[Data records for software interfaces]
......

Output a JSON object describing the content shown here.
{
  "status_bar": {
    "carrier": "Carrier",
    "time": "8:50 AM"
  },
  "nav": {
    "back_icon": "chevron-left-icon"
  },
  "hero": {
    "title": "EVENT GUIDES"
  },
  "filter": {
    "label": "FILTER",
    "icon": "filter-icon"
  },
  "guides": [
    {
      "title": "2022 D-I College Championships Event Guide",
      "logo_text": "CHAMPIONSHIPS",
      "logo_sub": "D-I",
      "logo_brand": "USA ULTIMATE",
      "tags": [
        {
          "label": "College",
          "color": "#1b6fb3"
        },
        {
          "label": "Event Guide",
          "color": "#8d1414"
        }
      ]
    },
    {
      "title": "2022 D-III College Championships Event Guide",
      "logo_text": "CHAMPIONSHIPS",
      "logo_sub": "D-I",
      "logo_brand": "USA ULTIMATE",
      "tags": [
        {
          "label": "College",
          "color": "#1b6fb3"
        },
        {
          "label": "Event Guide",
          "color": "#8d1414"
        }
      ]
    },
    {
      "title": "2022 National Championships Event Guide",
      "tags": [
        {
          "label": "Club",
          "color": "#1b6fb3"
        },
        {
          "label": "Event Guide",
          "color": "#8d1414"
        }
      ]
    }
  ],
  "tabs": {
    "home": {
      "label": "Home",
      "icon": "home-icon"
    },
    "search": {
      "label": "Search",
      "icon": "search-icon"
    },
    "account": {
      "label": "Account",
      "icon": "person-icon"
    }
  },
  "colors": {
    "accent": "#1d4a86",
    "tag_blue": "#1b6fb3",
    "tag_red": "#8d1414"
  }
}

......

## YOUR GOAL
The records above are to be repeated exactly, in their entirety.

## YOUR RESPONSE
Output a JSON object describing the content shown here.
{
  "status_bar": {
    "carrier": "Carrier",
    "time": "8:50 AM"
  },
  "nav": {
    "back_icon": "chevron-left-icon"
  },
  "hero": {
    "title": "EVENT GUIDES"
  },
  "filter": {
    "label": "FILTER",
    "icon": "filter-icon"
  },
  "guides": [
    {
      "title": "2022 D-I College Championships Event Guide",
      "logo_text": "CHAMPIONSHIPS",
      "logo_sub": "D-I",
      "logo_brand": "USA ULTIMATE",
      "tags": [
        {
          "label": "College",
          "color": "#1b6fb3"
        },
        {
          "label": "Event Guide",
          "color": "#8d1414"
        }
      ]
    },
    {
      "title": "2022 D-III College Championships Event Guide",
      "logo_text": "CHAMPIONSHIPS",
      "logo_sub": "D-I",
      "logo_brand": "USA ULTIMATE",
      "tags": [
        {
          "label": "College",
          "color": "#1b6fb3"
        },
        {
          "label": "Event Guide",
          "color": "#8d1414"
        }
      ]
    },
    {
      "title": "2022 National Championships Event Guide",
      "tags": [
        {
          "label": "Club",
          "color": "#1b6fb3"
        },
        {
          "label": "Event Guide",
          "color": "#8d1414"
        }
      ]
    }
  ],
  "tabs": {
    "home": {
      "label": "Home",
      "icon": "home-icon"
    },
    "search": {
      "label": "Search",
      "icon": "search-icon"
    },
    "account": {
      "label": "Account",
      "icon": "person-icon"
    }
  },
  "colors": {
    "accent": "#1d4a86",
    "tag_blue": "#1b6fb3",
    "tag_red": "#8d1414"
  }
}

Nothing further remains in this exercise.